In the end these things matter most:
How well did you love?
How fully did you love?
How deeply did you learn to let go?
In the time I’ve been in recovery, I have been learning what it truly means to give love and to receive it. As a young person, I often confused lust with love, and love with ownership. It was a matter of pride to speak of “my” girlfriend. I did not understand that truly loving someone included letting them be themselves, letting them grow, and letting them go if they needed to fly away. To love was to hold and to have.
The people in the rooms of Al-Anon taught me a new kind of love. At first, I did not recognize it consciously, but I think I felt it at my first meeting. That love is expressed in listening to others, in identifying with each other’s stories, in accepting each of us for the unique, wonderful, damaged person that we are. At the end of my first meeting, at which I cried in public for the first time in decades, I knew that I was no longer alone, that there was a room full of people who understood my pain, frustration, anger, and despair, and who did not judge me for who I loved and for the choices I had made and would make. That was my first experience of the special love of the program.
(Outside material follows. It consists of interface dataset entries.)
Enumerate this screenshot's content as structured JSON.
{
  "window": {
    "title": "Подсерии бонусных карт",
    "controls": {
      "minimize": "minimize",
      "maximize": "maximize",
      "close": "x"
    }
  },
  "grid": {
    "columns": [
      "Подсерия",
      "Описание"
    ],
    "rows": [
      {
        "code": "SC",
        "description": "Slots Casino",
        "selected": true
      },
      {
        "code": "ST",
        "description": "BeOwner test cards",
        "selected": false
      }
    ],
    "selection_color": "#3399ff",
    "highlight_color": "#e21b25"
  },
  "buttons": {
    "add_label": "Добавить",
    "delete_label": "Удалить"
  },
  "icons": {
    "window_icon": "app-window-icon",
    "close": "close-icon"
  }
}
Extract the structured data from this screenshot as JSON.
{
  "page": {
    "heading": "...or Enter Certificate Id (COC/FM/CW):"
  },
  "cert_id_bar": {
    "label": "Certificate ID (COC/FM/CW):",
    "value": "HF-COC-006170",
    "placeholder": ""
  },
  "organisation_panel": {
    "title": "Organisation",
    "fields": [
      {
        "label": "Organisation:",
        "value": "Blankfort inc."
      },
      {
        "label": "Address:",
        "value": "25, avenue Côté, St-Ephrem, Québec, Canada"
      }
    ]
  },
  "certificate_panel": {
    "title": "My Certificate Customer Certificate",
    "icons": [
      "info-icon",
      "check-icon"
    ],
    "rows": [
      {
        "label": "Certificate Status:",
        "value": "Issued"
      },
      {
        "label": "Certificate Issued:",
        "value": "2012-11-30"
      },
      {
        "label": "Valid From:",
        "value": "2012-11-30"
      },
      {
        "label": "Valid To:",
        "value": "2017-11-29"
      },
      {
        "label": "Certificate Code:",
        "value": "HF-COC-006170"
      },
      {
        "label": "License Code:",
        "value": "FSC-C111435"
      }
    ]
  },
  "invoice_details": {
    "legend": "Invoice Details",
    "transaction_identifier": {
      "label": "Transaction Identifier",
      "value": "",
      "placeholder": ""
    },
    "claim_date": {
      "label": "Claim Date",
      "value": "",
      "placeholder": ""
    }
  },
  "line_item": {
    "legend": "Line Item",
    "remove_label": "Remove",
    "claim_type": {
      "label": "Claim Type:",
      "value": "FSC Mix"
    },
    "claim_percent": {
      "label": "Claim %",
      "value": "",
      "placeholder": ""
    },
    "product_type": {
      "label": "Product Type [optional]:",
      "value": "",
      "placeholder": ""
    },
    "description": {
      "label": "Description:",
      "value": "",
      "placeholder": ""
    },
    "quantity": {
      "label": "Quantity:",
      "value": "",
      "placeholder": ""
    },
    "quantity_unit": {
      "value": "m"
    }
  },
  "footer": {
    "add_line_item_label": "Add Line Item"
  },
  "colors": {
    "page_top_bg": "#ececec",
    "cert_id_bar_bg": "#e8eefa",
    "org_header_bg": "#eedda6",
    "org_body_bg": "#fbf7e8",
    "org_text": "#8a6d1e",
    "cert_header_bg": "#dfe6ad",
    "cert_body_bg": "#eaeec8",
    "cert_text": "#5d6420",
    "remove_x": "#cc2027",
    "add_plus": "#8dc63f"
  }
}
I now know that God loves me, as God loves all of us, unconditionally. God loves me, not in spite of my faults, but in celebration of exactly the person I am, and exults in the person I am becoming. And I am learning to love in that same way. I am learning to let go of ownership as a part of love, to let go of controlling and shaping my loved ones, and instead to love them just as they are. It is hard. It is a journey. I imagine that I will not reach its end, but it is a goal to strive for, for I am learning to love better, to love more fully, and to let go more deeply. The paradox and wonder of this path is that the more deeply I can let go, the more fully and deeply I can love.
A meditation for May 4, 2013.
In this song from Jesus Christ, Superstar, Mary Magdalene wonders how to love Jesus, who she cannot love in the same way she has loved others before.